__Work to be completed__:
The entries below are to be reproduced exactly, with their pictures omitted.

─── Entries provided ───

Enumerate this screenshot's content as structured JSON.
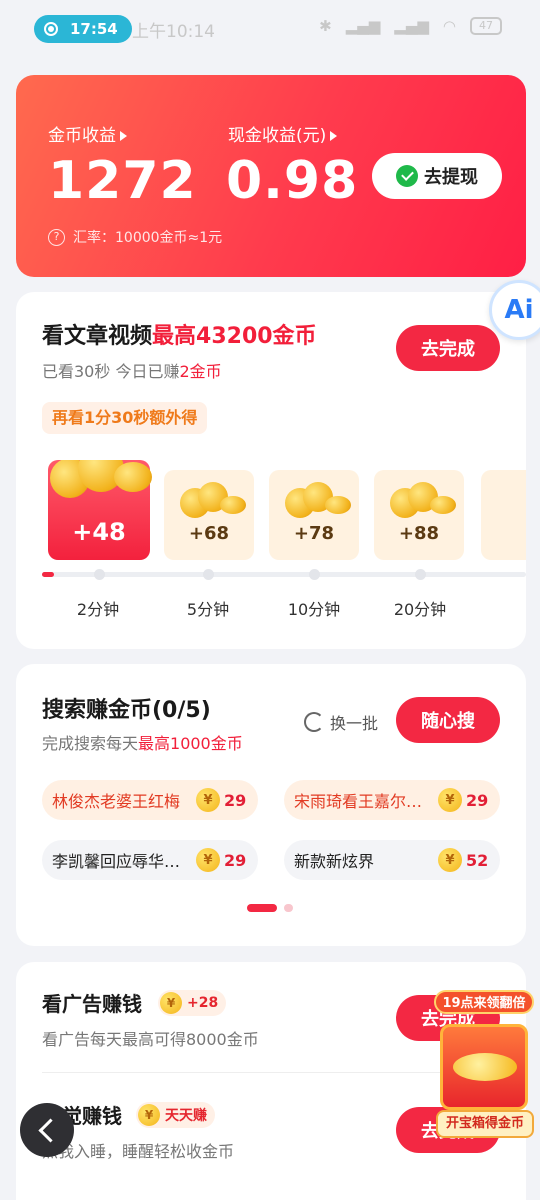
{
  "status_bar": {
    "time": "17:54",
    "clock_text": "上午10:14",
    "battery": "47"
  },
  "earnings": {
    "coin_label": "金币收益",
    "coin_value": "1272",
    "cash_label": "现金收益(元)",
    "cash_value": "0.98",
    "withdraw_label": "去提现",
    "rate_text": "汇率：10000金币≈1元"
  },
  "ai_badge": "Ai",
  "article_task": {
    "title": "看文章视频",
    "title_highlight": "最高43200金币",
    "sub": "已看30秒 今日已赚",
    "sub_highlight": "2金币",
    "button": "去完成",
    "extra_tag": "再看1分30秒额外得",
    "rewards": [
      "+48",
      "+68",
      "+78",
      "+88"
    ],
    "minutes": [
      "2分钟",
      "5分钟",
      "10分钟",
      "20分钟"
    ]
  },
  "search_task": {
    "title": "搜索赚金币(0/5)",
    "sub": "完成搜索每天",
    "sub_highlight": "最高1000金币",
    "refresh_label": "换一批",
    "button": "随心搜",
    "keywords": [
      {
        "text": "林俊杰老婆王红梅",
        "coins": "29",
        "style": "hot"
      },
      {
        "text": "宋雨琦看王嘉尔…",
        "coins": "29",
        "style": "hot"
      },
      {
        "text": "李凯馨回应辱华…",
        "coins": "29",
        "style": "norm"
      },
      {
        "text": "新款新炫界",
        "coins": "52",
        "style": "norm"
      }
    ]
  },
  "ad_task": {
    "title": "看广告赚钱",
    "badge": "+28",
    "sub": "看广告每天最高可得8000金币",
    "button": "去完成"
  },
  "sleep_task": {
    "title": "睡觉赚钱",
    "badge": "天天赚",
    "sub": "点我入睡，睡醒轻松收金币",
    "button": "去完成"
  },
  "treasure": {
    "top_tag": "19点来领翻倍",
    "bottom_tag": "开宝箱得金币"
  }
}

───

__Task answer__:
Enumerate this screenshot's content as structured JSON.
{
  "status_bar": {
    "time": "17:54",
    "clock_text": "上午10:14",
    "battery": "47"
  },
  "earnings": {
    "coin_label": "金币收益",
    "coin_value": "1272",
    "cash_label": "现金收益(元)",
    "cash_value": "0.98",
    "withdraw_label": "去提现",
    "rate_text": "汇率：10000金币≈1元"
  },
  "ai_badge": "Ai",
  "article_task": {
    "title": "看文章视频",
    "title_highlight": "最高43200金币",
    "sub": "已看30秒 今日已赚",
    "sub_highlight": "2金币",
    "button": "去完成",
    "extra_tag": "再看1分30秒额外得",
    "rewards": [
      "+48",
      "+68",
      "+78",
      "+88"
    ],
    "minutes": [
      "2分钟",
      "5分钟",
      "10分钟",
      "20分钟"
    ]
  },
  "search_task": {
    "title": "搜索赚金币(0/5)",
    "sub": "完成搜索每天",
    "sub_highlight": "最高1000金币",
    "refresh_label": "换一批",
    "button": "随心搜",
    "keywords": [
      {
        "text": "林俊杰老婆王红梅",
        "coins": "29",
        "style": "hot"
      },
      {
        "text": "宋雨琦看王嘉尔…",
        "coins": "29",
        "style": "hot"
      },
      {
        "text": "李凯馨回应辱华…",
        "coins": "29",
        "style": "norm"
      },
      {
        "text": "新款新炫界",
        "coins": "52",
        "style": "norm"
      }
    ]
  },
  "ad_task": {
    "title": "看广告赚钱",
    "badge": "+28",
    "sub": "看广告每天最高可得8000金币",
    "button": "去完成"
  },
  "sleep_task": {
    "title": "睡觉赚钱",
    "badge": "天天赚",
    "sub": "点我入睡，睡醒轻松收金币",
    "button": "去完成"
  },
  "treasure": {
    "top_tag": "19点来领翻倍",
    "bottom_tag": "开宝箱得金币"
  }
}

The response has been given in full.